[App and web page records]
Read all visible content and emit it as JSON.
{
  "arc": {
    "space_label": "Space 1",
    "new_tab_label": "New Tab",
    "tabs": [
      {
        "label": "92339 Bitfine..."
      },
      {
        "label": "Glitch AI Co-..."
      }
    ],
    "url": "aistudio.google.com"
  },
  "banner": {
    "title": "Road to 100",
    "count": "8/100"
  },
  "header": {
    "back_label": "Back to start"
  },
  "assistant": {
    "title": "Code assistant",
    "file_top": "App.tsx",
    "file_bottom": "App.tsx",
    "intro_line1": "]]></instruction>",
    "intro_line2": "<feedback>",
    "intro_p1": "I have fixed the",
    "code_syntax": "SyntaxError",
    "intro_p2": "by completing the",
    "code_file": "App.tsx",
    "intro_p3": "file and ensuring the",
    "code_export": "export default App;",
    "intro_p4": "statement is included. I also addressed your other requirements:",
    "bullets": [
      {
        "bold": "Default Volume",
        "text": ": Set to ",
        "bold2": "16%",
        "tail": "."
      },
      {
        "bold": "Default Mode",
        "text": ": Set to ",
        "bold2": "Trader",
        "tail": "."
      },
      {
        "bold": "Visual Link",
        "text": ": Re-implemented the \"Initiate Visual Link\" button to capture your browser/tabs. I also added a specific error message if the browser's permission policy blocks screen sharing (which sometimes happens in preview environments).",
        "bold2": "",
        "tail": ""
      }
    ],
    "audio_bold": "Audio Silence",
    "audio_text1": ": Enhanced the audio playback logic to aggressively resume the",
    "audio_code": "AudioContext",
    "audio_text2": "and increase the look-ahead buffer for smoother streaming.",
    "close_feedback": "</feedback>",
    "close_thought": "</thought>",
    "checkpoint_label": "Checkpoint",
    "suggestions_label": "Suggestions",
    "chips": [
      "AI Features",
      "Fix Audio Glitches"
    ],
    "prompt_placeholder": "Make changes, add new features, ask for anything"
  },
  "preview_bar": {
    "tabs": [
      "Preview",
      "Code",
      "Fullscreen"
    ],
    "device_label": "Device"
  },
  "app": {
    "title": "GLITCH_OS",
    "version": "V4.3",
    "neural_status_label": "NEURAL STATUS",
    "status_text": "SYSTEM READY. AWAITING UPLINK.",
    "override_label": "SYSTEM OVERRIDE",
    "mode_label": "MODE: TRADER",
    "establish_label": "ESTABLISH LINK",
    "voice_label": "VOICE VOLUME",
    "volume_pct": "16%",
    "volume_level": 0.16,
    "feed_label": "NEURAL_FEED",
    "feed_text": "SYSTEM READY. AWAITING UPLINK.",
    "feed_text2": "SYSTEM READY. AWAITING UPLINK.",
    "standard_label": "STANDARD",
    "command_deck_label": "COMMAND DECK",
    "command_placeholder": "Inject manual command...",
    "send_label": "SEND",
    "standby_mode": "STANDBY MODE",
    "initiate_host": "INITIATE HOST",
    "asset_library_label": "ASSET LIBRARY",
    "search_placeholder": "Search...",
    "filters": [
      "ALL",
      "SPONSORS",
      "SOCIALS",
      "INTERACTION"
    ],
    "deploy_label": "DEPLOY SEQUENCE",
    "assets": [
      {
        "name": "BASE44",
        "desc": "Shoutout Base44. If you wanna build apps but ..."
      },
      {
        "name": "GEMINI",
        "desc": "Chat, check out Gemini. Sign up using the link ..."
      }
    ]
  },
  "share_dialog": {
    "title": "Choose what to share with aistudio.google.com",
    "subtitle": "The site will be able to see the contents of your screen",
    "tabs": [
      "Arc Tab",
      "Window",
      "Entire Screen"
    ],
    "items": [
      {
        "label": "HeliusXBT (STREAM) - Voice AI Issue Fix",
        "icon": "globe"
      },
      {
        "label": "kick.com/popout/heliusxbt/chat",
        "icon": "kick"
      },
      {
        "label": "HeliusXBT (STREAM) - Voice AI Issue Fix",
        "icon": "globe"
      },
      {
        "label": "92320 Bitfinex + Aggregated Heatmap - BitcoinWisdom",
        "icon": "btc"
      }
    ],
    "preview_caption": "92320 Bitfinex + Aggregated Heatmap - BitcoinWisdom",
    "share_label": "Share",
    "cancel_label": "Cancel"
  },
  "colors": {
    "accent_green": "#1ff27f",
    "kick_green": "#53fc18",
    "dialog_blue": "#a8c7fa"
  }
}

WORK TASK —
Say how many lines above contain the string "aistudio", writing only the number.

WRITTEN RESPONSE —
2